(Data entries)

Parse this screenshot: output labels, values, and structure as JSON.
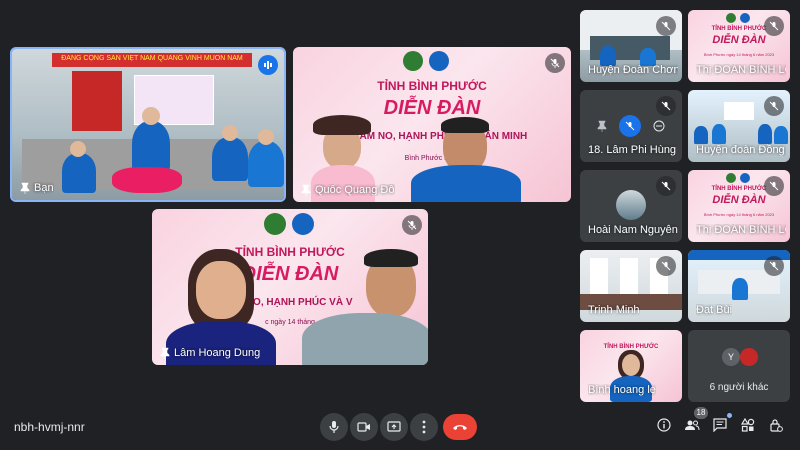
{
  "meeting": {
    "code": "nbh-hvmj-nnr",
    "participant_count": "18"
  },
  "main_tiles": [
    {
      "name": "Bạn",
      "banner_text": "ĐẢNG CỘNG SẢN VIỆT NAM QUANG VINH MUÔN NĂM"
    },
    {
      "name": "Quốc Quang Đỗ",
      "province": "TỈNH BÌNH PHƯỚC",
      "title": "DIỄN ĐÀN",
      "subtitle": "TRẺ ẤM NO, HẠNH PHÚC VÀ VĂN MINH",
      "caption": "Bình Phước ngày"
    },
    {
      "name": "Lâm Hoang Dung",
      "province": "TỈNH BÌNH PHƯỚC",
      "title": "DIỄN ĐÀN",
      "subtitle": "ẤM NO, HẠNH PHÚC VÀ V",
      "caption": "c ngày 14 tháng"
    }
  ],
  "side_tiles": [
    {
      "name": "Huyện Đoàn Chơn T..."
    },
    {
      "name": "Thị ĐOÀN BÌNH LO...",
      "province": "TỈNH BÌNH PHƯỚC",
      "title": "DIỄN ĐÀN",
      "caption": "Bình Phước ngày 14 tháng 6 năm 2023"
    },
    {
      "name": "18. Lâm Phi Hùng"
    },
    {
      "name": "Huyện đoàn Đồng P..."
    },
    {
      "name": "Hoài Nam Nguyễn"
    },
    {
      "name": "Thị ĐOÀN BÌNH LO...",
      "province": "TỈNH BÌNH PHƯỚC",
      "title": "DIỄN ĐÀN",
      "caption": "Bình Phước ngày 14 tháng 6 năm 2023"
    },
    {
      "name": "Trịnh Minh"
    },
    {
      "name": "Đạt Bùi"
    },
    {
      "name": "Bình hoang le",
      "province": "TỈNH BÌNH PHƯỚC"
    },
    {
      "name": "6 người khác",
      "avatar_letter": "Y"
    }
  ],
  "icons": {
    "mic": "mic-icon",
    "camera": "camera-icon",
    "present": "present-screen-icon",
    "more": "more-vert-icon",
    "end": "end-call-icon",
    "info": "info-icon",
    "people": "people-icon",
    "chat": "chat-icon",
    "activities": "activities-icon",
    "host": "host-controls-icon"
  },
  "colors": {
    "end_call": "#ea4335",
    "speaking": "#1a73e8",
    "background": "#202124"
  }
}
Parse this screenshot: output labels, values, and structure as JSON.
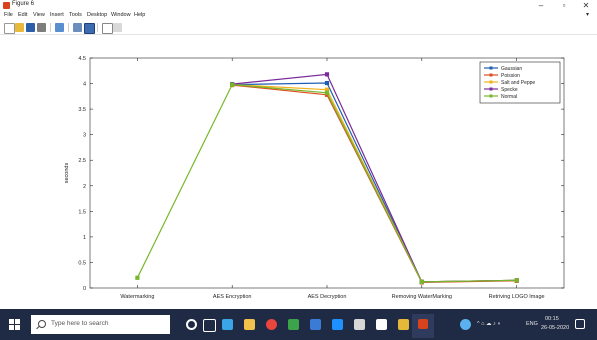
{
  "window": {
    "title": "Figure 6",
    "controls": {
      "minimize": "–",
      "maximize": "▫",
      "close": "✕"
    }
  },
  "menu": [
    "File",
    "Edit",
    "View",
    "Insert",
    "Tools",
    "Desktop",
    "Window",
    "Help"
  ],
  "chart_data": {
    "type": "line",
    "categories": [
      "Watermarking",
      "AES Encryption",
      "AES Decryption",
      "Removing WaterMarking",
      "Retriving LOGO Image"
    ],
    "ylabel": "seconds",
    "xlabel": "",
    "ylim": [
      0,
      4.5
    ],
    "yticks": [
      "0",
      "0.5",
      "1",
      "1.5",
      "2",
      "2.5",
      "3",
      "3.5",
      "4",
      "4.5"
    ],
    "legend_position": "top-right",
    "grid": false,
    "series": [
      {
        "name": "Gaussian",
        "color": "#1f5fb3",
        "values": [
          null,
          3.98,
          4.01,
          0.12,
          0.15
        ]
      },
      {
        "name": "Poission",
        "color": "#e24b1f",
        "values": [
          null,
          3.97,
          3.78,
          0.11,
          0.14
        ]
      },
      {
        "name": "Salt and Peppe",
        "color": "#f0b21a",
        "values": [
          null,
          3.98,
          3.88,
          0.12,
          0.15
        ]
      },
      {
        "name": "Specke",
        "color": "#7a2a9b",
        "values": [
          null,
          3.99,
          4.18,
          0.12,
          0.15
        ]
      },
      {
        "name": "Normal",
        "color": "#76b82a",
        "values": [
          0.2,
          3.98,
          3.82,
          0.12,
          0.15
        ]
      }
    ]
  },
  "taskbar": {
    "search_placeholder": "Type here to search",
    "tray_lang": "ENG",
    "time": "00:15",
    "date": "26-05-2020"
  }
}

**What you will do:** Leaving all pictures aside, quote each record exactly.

**Solved exercise:**
Parse this screenshot: output labels, values, and structure as JSON.
{
  "meeting": {
    "code": "nbh-hvmj-nnr",
    "participant_count": "18"
  },
  "main_tiles": [
    {
      "name": "Bạn",
      "banner_text": "ĐẢNG CỘNG SẢN VIỆT NAM QUANG VINH MUÔN NĂM"
    },
    {
      "name": "Quốc Quang Đỗ",
      "province": "TỈNH BÌNH PHƯỚC",
      "title": "DIỄN ĐÀN",
      "subtitle": "TRẺ ẤM NO, HẠNH PHÚC VÀ VĂN MINH",
      "caption": "Bình Phước ngày"
    },
    {
      "name": "Lâm Hoang Dung",
      "province": "TỈNH BÌNH PHƯỚC",
      "title": "DIỄN ĐÀN",
      "subtitle": "ẤM NO, HẠNH PHÚC VÀ V",
      "caption": "c ngày 14 tháng"
    }
  ],
  "side_tiles": [
    {
      "name": "Huyện Đoàn Chơn T..."
    },
    {
      "name": "Thị ĐOÀN BÌNH LO...",
      "province": "TỈNH BÌNH PHƯỚC",
      "title": "DIỄN ĐÀN",
      "caption": "Bình Phước ngày 14 tháng 6 năm 2023"
    },
    {
      "name": "18. Lâm Phi Hùng"
    },
    {
      "name": "Huyện đoàn Đồng P..."
    },
    {
      "name": "Hoài Nam Nguyễn"
    },
    {
      "name": "Thị ĐOÀN BÌNH LO...",
      "province": "TỈNH BÌNH PHƯỚC",
      "title": "DIỄN ĐÀN",
      "caption": "Bình Phước ngày 14 tháng 6 năm 2023"
    },
    {
      "name": "Trịnh Minh"
    },
    {
      "name": "Đạt Bùi"
    },
    {
      "name": "Bình hoang le",
      "province": "TỈNH BÌNH PHƯỚC"
    },
    {
      "name": "6 người khác",
      "avatar_letter": "Y"
    }
  ],
  "icons": {
    "mic": "mic-icon",
    "camera": "camera-icon",
    "present": "present-screen-icon",
    "more": "more-vert-icon",
    "end": "end-call-icon",
    "info": "info-icon",
    "people": "people-icon",
    "chat": "chat-icon",
    "activities": "activities-icon",
    "host": "host-controls-icon"
  },
  "colors": {
    "end_call": "#ea4335",
    "speaking": "#1a73e8",
    "background": "#202124"
  }
}
Parse this screenshot: output labels, values, and structure as JSON.
{
  "window": {
    "title": "Figure 6",
    "controls": {
      "minimize": "–",
      "maximize": "▫",
      "close": "✕"
    }
  },
  "menu": [
    "File",
    "Edit",
    "View",
    "Insert",
    "Tools",
    "Desktop",
    "Window",
    "Help"
  ],
  "chart_data": {
    "type": "line",
    "categories": [
      "Watermarking",
      "AES Encryption",
      "AES Decryption",
      "Removing WaterMarking",
      "Retriving LOGO Image"
    ],
    "ylabel": "seconds",
    "xlabel": "",
    "ylim": [
      0,
      4.5
    ],
    "yticks": [
      "0",
      "0.5",
      "1",
      "1.5",
      "2",
      "2.5",
      "3",
      "3.5",
      "4",
      "4.5"
    ],
    "legend_position": "top-right",
    "grid": false,
    "series": [
      {
        "name": "Gaussian",
        "color": "#1f5fb3",
        "values": [
          null,
          3.98,
          4.01,
          0.12,
          0.15
        ]
      },
      {
        "name": "Poission",
        "color": "#e24b1f",
        "values": [
          null,
          3.97,
          3.78,
          0.11,
          0.14
        ]
      },
      {
        "name": "Salt and Peppe",
        "color": "#f0b21a",
        "values": [
          null,
          3.98,
          3.88,
          0.12,
          0.15
        ]
      },
      {
        "name": "Specke",
        "color": "#7a2a9b",
        "values": [
          null,
          3.99,
          4.18,
          0.12,
          0.15
        ]
      },
      {
        "name": "Normal",
        "color": "#76b82a",
        "values": [
          0.2,
          3.98,
          3.82,
          0.12,
          0.15
        ]
      }
    ]
  },
  "taskbar": {
    "search_placeholder": "Type here to search",
    "tray_lang": "ENG",
    "time": "00:15",
    "date": "26-05-2020"
  }
}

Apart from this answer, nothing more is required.